** Aim of the task **
The expected output is every entry that follows, reproduced exactly.

** Available records **
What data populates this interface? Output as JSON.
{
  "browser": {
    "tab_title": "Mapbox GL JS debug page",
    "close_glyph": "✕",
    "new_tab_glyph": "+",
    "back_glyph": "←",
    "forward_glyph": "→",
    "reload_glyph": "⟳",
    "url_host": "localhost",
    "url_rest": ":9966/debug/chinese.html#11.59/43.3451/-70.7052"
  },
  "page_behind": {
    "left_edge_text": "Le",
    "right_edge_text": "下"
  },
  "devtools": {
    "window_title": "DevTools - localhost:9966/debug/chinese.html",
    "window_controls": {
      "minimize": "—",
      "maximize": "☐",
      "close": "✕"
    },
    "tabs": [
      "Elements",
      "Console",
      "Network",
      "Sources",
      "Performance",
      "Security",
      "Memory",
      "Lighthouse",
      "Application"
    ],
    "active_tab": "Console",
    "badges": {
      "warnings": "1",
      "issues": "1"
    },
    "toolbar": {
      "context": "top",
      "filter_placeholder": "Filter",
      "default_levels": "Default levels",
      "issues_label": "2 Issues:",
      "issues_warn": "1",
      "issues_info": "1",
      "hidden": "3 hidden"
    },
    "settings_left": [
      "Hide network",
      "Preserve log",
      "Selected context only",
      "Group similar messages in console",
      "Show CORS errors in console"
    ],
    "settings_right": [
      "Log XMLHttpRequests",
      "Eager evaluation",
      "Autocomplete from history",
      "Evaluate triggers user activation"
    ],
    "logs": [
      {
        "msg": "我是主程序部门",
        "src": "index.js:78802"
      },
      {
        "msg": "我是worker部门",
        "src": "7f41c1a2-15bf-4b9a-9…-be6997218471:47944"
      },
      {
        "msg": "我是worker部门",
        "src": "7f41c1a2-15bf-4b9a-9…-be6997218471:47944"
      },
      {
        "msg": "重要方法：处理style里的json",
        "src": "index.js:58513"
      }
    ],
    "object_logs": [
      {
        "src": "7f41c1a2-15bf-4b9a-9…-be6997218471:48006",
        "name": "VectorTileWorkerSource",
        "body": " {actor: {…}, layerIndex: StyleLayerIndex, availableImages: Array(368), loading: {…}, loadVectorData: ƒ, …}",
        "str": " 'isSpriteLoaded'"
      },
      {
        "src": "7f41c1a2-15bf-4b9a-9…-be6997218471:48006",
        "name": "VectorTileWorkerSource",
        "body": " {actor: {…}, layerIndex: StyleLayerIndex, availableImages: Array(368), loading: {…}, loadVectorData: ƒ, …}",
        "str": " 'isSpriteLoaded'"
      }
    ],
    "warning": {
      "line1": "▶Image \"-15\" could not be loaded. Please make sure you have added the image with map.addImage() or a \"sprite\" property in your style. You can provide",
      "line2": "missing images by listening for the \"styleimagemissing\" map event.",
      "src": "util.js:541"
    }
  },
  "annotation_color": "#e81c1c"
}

** Solution to this exercise **
What data populates this interface? Output as JSON.
{
  "browser": {
    "tab_title": "Mapbox GL JS debug page",
    "close_glyph": "✕",
    "new_tab_glyph": "+",
    "back_glyph": "←",
    "forward_glyph": "→",
    "reload_glyph": "⟳",
    "url_host": "localhost",
    "url_rest": ":9966/debug/chinese.html#11.59/43.3451/-70.7052"
  },
  "page_behind": {
    "left_edge_text": "Le",
    "right_edge_text": "下"
  },
  "devtools": {
    "window_title": "DevTools - localhost:9966/debug/chinese.html",
    "window_controls": {
      "minimize": "—",
      "maximize": "☐",
      "close": "✕"
    },
    "tabs": [
      "Elements",
      "Console",
      "Network",
      "Sources",
      "Performance",
      "Security",
      "Memory",
      "Lighthouse",
      "Application"
    ],
    "active_tab": "Console",
    "badges": {
      "warnings": "1",
      "issues": "1"
    },
    "toolbar": {
      "context": "top",
      "filter_placeholder": "Filter",
      "default_levels": "Default levels",
      "issues_label": "2 Issues:",
      "issues_warn": "1",
      "issues_info": "1",
      "hidden": "3 hidden"
    },
    "settings_left": [
      "Hide network",
      "Preserve log",
      "Selected context only",
      "Group similar messages in console",
      "Show CORS errors in console"
    ],
    "settings_right": [
      "Log XMLHttpRequests",
      "Eager evaluation",
      "Autocomplete from history",
      "Evaluate triggers user activation"
    ],
    "logs": [
      {
        "msg": "我是主程序部门",
        "src": "index.js:78802"
      },
      {
        "msg": "我是worker部门",
        "src": "7f41c1a2-15bf-4b9a-9…-be6997218471:47944"
      },
      {
        "msg": "我是worker部门",
        "src": "7f41c1a2-15bf-4b9a-9…-be6997218471:47944"
      },
      {
        "msg": "重要方法：处理style里的json",
        "src": "index.js:58513"
      }
    ],
    "object_logs": [
      {
        "src": "7f41c1a2-15bf-4b9a-9…-be6997218471:48006",
        "name": "VectorTileWorkerSource",
        "body": " {actor: {…}, layerIndex: StyleLayerIndex, availableImages: Array(368), loading: {…}, loadVectorData: ƒ, …}",
        "str": " 'isSpriteLoaded'"
      },
      {
        "src": "7f41c1a2-15bf-4b9a-9…-be6997218471:48006",
        "name": "VectorTileWorkerSource",
        "body": " {actor: {…}, layerIndex: StyleLayerIndex, availableImages: Array(368), loading: {…}, loadVectorData: ƒ, …}",
        "str": " 'isSpriteLoaded'"
      }
    ],
    "warning": {
      "line1": "▶Image \"-15\" could not be loaded. Please make sure you have added the image with map.addImage() or a \"sprite\" property in your style. You can provide",
      "line2": "missing images by listening for the \"styleimagemissing\" map event.",
      "src": "util.js:541"
    }
  },
  "annotation_color": "#e81c1c"
}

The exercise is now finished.